I’ve already touched on the magick (with a K) system above but it warrants a bit more explanation. “Rushers” can temporarily absorb characteristics and traits from various types of animal by consuming their blood, but it is not so common to have the ability to “rush” more than one or two types.
It quickly becomes apparent that (a) Merion might have the ability to rush many types, (b) his father did too and (c) his Aunt (the long-lost relative mentioned above) might just be the most prolific acquirer of blood samples in the West. You know this ability is going to come in really useful, but at what cost and what other secrets will it reveal? Merion’s powers will only begin to grow and he will undoubtedly be drawn into something bigger and more complex than he can imagine.
The magic system is pretty well thought out and obviously the result of plenty of attention from Galley. Using this magic has consequences and there is no “silver bullet” here which can get the protagonists out of any trouble (hello “Balefire”). Not all bloods are useful and, guess what, the magic has the ability to corrupt and destroy if used injudiciously. Like most magic systems, buying into it does take a little leap-of-faith as there are always a few inconsistencies and foibles. First time I read Mistborn I remember thinking, “hang on, isn’t your body full of metal?!”, before accepting that I read fantasy precisely because you can get away with stretching the “rules” bit further. This is similar, the minor gripes I had with it are generally not sufficient to ruin my enjoyment.
There is actually quite a small cast of main protagonists here; Tonmerion, his Aunt, the mysterious Lurker and the assortment of (generally murderous) fairies, including Merion’s friend Rhin, who seem to occupy a parallel, almost completely distinct, story arc. The characters are well-rounded and definitely have some depth to them, though a number of stereotypes are at play here such as the enigmatic drifter, the tough independent daughter of noble blood and the spoilt aristocrat coming to terms with his world turning upside down.
Plot-wise this is essentially the first part of a coming-of-age story coupled with the little diversion concerning Rhin and the above mentioned murderous fairy band. I’ll be honest and say that the only criticisms I have of the book are minor plot ones. The “rail-wraiths” seem an afterthought and unrelated to other events whilst I couldn’t see how the shenanigans involving Rhin were particularly relevant.
What I will say in defence though is that (a) this is unavoidably the first book of a series and the full picture is yet to be revealed and (b) it is not up to Galley to explain every detail of every element at the first opportunity. I am the first to criticise info-dumps and deus ex machina elements so the fact that everything ISN’T explained in minute detail a second after it happened shouldn’t really register as too valid a complaint!
Throughout, answers dance just out of sight, inevitably with more questions for company.
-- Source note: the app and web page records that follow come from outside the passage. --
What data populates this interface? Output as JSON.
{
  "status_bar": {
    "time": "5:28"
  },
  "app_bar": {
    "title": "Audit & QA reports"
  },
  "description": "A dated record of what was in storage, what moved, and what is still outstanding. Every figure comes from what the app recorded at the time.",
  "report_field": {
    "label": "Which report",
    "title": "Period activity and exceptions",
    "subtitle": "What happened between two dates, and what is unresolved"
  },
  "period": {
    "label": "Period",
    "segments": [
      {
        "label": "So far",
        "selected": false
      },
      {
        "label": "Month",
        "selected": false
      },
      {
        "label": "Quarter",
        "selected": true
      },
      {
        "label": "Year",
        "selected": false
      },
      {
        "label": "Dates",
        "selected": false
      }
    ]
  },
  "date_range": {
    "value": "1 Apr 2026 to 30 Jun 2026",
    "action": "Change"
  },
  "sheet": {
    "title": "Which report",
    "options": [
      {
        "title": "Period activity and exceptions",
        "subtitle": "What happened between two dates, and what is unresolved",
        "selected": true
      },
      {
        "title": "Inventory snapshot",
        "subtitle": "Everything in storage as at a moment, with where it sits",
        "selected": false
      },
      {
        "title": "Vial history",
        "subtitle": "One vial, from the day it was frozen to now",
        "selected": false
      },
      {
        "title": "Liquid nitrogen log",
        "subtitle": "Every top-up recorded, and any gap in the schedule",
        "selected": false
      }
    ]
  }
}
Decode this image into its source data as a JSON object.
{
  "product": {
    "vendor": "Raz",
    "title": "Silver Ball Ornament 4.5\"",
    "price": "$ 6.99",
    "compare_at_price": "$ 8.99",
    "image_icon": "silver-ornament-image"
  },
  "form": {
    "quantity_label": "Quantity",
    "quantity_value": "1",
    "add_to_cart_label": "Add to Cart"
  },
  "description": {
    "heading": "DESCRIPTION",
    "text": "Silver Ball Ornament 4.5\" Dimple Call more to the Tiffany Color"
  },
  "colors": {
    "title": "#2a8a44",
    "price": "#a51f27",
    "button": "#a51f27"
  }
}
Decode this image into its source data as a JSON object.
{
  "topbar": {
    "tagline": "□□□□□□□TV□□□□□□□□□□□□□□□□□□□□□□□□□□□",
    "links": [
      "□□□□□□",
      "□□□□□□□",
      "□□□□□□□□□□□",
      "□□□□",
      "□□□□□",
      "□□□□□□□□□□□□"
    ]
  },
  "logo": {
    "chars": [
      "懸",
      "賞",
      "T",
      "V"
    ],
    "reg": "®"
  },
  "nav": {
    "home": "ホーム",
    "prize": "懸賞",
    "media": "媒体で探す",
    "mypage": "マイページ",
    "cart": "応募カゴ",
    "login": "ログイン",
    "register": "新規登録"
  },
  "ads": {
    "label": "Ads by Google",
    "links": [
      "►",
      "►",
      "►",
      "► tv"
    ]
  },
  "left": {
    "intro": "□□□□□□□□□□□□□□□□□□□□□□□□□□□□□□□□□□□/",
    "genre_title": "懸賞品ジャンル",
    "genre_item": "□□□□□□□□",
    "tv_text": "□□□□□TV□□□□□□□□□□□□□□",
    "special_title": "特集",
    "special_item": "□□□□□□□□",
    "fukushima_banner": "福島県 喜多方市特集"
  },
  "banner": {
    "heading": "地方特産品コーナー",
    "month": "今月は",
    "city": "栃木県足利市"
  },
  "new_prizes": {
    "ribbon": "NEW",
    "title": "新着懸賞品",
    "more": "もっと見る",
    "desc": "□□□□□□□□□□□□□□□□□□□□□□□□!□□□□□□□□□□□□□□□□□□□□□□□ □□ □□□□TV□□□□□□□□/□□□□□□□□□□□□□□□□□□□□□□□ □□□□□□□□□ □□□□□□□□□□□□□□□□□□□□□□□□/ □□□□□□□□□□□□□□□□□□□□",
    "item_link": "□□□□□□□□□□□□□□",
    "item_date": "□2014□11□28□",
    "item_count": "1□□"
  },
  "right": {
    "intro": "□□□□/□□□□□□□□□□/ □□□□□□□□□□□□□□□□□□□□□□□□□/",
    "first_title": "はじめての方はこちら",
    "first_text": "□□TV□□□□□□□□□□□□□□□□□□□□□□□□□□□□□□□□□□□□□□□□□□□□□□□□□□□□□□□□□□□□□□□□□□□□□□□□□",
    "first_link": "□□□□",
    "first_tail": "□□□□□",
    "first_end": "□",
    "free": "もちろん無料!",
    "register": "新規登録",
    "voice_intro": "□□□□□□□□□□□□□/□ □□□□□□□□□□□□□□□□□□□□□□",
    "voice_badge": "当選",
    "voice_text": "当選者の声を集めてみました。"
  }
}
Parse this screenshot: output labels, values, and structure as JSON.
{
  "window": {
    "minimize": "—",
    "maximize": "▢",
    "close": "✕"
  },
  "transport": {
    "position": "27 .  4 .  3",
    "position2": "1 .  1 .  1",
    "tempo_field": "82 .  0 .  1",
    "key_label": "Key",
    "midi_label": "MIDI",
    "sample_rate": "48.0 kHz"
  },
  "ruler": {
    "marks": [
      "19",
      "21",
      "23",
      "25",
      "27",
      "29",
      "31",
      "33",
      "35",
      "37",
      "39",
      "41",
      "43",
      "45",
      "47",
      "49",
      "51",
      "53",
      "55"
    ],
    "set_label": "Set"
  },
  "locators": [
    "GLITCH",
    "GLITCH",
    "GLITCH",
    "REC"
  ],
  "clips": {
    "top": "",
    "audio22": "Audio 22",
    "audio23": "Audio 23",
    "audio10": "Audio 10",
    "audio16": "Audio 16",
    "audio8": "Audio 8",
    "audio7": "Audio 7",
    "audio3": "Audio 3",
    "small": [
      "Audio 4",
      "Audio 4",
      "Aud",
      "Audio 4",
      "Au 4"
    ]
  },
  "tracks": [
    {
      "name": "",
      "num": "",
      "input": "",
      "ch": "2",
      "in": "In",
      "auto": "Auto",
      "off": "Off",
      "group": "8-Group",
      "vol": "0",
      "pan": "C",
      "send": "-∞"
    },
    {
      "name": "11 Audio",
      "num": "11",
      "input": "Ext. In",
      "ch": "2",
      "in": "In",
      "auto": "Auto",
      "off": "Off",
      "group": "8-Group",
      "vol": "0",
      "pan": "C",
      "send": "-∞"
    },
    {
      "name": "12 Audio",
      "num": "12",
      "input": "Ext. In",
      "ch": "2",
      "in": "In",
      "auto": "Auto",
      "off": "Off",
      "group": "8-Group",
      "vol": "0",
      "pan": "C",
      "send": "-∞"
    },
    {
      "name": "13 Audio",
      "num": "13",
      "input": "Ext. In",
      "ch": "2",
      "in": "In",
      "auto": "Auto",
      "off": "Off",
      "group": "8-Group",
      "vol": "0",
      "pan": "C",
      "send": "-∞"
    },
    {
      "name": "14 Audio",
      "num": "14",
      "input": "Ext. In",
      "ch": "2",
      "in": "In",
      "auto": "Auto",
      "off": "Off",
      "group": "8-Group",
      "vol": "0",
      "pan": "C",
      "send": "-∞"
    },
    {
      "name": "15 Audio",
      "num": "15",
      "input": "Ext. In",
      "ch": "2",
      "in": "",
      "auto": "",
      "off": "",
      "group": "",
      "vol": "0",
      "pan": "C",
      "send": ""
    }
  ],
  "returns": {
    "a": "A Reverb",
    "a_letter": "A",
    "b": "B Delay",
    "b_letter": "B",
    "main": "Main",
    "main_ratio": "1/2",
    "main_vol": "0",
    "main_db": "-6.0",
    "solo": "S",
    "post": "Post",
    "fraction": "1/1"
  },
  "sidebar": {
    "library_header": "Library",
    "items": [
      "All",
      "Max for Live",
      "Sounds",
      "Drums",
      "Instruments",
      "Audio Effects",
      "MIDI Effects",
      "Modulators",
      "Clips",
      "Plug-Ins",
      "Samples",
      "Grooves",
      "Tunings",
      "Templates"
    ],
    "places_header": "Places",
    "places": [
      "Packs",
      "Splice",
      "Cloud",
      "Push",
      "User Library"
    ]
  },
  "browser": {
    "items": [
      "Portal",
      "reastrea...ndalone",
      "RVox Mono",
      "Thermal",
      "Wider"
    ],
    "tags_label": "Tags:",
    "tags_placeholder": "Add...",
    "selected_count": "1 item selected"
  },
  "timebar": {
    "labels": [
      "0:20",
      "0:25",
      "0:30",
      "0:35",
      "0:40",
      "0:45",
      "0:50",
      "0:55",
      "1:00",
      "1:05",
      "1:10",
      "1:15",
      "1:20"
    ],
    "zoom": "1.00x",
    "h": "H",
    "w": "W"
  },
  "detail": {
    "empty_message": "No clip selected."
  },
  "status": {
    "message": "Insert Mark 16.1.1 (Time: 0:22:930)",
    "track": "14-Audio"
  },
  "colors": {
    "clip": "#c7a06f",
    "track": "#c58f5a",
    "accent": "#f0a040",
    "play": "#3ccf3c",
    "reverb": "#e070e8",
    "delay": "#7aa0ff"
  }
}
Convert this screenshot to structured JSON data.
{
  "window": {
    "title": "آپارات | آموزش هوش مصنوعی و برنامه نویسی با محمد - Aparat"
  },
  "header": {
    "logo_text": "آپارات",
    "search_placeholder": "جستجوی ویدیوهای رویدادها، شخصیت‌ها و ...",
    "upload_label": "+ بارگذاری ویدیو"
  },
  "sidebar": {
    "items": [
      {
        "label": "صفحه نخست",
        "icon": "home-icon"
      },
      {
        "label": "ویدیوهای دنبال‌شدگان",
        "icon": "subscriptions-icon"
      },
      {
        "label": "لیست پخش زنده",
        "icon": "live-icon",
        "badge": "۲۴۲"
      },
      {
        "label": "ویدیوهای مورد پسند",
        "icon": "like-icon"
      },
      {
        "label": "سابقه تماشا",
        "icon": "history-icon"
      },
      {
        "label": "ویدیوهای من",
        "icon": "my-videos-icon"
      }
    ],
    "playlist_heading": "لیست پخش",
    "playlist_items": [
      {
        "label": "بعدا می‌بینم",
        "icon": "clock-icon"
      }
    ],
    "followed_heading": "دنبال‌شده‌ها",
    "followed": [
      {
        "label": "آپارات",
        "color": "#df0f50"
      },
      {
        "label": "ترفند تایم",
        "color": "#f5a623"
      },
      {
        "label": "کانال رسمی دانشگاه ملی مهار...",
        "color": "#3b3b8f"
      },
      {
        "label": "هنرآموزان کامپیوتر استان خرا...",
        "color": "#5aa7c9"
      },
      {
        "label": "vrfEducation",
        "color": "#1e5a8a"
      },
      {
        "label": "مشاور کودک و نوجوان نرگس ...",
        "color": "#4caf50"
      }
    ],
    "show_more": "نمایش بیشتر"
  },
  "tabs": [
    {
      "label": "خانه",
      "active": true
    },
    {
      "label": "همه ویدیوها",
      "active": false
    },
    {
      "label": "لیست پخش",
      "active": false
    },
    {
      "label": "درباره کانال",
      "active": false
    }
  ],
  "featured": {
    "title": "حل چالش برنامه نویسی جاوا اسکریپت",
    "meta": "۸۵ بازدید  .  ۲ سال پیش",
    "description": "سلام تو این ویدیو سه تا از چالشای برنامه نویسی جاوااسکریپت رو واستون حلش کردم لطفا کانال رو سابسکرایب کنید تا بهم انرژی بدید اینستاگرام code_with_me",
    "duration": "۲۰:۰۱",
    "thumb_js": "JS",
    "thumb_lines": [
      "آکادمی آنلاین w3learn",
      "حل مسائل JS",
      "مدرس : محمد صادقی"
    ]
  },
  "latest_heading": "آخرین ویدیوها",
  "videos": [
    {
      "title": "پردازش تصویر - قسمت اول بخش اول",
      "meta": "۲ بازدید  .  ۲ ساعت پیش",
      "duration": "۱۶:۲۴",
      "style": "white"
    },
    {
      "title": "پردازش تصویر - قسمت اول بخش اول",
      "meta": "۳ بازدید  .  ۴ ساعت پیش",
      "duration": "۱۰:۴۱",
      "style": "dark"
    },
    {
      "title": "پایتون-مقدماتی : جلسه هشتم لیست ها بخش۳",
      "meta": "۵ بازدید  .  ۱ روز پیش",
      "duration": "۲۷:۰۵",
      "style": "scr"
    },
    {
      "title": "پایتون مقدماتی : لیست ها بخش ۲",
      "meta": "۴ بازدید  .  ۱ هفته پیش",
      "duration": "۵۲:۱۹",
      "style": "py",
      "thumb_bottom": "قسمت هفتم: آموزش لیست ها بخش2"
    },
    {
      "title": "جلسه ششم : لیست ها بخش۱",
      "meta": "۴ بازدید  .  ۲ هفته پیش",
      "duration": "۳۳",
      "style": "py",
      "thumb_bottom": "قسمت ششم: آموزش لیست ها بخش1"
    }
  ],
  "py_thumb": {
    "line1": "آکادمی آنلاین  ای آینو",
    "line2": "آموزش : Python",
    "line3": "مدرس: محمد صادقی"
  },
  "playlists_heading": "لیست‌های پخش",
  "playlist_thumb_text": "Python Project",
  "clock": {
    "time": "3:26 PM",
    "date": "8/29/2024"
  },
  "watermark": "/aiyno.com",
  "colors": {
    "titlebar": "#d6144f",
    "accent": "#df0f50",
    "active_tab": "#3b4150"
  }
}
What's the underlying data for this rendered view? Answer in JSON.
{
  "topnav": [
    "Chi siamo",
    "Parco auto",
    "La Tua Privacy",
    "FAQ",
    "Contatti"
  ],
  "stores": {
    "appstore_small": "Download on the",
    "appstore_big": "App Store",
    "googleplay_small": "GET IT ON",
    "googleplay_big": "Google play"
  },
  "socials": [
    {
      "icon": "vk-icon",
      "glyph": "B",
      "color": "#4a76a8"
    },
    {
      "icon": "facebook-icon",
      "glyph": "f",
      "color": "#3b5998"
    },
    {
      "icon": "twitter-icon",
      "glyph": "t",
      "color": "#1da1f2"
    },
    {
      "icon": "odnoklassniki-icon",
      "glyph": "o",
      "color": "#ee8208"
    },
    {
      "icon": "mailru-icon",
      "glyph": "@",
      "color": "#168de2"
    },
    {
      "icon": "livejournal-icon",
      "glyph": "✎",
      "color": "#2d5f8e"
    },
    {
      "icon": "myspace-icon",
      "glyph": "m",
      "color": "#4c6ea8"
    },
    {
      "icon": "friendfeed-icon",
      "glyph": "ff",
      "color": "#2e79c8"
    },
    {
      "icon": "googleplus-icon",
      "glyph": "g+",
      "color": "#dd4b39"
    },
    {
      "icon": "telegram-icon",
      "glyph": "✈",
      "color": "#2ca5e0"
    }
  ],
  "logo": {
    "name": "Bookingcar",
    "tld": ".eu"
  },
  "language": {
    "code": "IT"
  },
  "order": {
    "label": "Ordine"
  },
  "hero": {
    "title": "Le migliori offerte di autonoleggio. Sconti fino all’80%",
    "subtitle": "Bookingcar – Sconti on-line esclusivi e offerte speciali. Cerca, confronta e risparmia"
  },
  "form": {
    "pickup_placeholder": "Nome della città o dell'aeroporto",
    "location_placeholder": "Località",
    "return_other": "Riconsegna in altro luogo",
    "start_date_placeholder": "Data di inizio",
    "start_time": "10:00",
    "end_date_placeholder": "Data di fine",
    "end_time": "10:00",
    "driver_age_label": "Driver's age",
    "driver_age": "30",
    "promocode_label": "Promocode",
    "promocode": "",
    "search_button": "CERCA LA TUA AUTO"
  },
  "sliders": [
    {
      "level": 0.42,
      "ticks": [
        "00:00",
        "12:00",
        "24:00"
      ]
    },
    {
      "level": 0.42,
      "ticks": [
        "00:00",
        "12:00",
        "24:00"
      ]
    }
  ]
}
Who/what are the mysterious (and aforementioned) “rail-wraiths” who are disrupting the path of the railway as it expands East? What part will the Native American-like Shohani play? And who is the real villain here?
Overall this is a really good read. Flowing prose, an intriguing magic system and interesting characters pull along a story arc that is slow to begin with but begins to take shape as the pace increases. I can’t wait to get into the next one and see where Galley is going with this.
Till next time,